• **ASSIGNED TASK**
Look through the entries below and count the lines with the word "JSON" in them; give only the number.

** GIVEN INFORMATION follows **

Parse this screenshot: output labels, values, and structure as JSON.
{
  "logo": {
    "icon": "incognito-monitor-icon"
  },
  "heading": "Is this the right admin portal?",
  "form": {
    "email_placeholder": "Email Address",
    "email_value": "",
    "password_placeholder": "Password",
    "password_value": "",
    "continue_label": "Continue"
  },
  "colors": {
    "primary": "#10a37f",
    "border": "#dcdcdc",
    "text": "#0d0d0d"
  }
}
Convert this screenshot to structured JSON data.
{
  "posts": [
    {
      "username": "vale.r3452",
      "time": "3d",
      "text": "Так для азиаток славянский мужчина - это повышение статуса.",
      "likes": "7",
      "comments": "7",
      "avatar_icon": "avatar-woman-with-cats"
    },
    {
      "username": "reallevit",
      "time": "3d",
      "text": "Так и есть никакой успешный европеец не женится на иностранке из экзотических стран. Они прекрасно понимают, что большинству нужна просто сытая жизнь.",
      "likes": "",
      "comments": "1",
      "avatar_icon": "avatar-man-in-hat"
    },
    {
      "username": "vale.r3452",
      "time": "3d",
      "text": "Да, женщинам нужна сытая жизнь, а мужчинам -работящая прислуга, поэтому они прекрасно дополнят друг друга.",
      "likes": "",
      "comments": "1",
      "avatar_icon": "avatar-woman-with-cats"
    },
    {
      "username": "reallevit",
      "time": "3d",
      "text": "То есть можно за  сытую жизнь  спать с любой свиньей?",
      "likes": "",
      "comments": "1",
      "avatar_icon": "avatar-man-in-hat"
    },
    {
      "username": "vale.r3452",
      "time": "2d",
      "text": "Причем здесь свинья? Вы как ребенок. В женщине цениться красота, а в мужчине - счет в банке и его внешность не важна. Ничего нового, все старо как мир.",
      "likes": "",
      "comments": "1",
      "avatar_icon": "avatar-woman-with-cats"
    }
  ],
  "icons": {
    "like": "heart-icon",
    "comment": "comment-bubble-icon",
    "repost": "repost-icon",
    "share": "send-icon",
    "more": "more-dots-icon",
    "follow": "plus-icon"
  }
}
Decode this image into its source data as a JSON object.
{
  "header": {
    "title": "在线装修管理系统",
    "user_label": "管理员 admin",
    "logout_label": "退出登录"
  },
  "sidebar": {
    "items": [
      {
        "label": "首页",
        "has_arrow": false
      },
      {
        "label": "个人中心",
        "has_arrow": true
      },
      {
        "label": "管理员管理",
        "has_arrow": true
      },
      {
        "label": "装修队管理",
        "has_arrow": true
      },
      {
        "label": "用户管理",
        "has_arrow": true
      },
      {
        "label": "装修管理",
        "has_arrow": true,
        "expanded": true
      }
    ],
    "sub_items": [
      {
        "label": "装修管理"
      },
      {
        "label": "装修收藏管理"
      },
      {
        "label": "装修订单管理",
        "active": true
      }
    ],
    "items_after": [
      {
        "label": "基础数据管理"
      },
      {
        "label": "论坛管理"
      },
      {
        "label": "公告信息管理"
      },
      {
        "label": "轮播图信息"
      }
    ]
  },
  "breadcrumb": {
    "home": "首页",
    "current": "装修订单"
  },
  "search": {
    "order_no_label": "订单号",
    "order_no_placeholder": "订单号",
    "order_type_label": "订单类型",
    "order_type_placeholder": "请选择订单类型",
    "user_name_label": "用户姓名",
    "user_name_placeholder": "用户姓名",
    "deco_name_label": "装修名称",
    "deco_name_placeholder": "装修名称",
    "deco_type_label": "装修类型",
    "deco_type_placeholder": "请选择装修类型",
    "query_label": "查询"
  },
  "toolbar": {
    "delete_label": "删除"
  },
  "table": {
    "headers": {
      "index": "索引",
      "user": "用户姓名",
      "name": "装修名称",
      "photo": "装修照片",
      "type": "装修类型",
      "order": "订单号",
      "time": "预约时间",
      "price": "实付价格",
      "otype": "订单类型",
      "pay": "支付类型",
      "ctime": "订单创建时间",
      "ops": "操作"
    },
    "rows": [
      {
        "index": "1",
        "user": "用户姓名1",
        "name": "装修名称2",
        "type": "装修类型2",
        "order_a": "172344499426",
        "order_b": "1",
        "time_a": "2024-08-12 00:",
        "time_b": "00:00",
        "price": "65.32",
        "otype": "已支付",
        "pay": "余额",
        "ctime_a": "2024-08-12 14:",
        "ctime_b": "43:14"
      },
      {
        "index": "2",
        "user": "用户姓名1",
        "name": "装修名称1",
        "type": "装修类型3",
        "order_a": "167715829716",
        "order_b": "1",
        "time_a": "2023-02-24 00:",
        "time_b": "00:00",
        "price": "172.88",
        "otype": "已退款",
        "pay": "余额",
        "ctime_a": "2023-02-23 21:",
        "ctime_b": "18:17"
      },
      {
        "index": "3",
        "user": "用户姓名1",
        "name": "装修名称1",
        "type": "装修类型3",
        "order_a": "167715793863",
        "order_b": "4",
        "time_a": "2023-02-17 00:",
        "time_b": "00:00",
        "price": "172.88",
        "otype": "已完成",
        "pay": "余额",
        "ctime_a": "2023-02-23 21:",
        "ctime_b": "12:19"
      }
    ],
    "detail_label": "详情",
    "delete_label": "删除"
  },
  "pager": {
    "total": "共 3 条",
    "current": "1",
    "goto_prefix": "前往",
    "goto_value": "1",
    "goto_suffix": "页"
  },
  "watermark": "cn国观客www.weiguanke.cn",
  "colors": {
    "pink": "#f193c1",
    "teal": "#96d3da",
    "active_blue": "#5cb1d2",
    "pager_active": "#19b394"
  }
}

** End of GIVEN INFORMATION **

• **REPLY TO THE EXERCISE**
3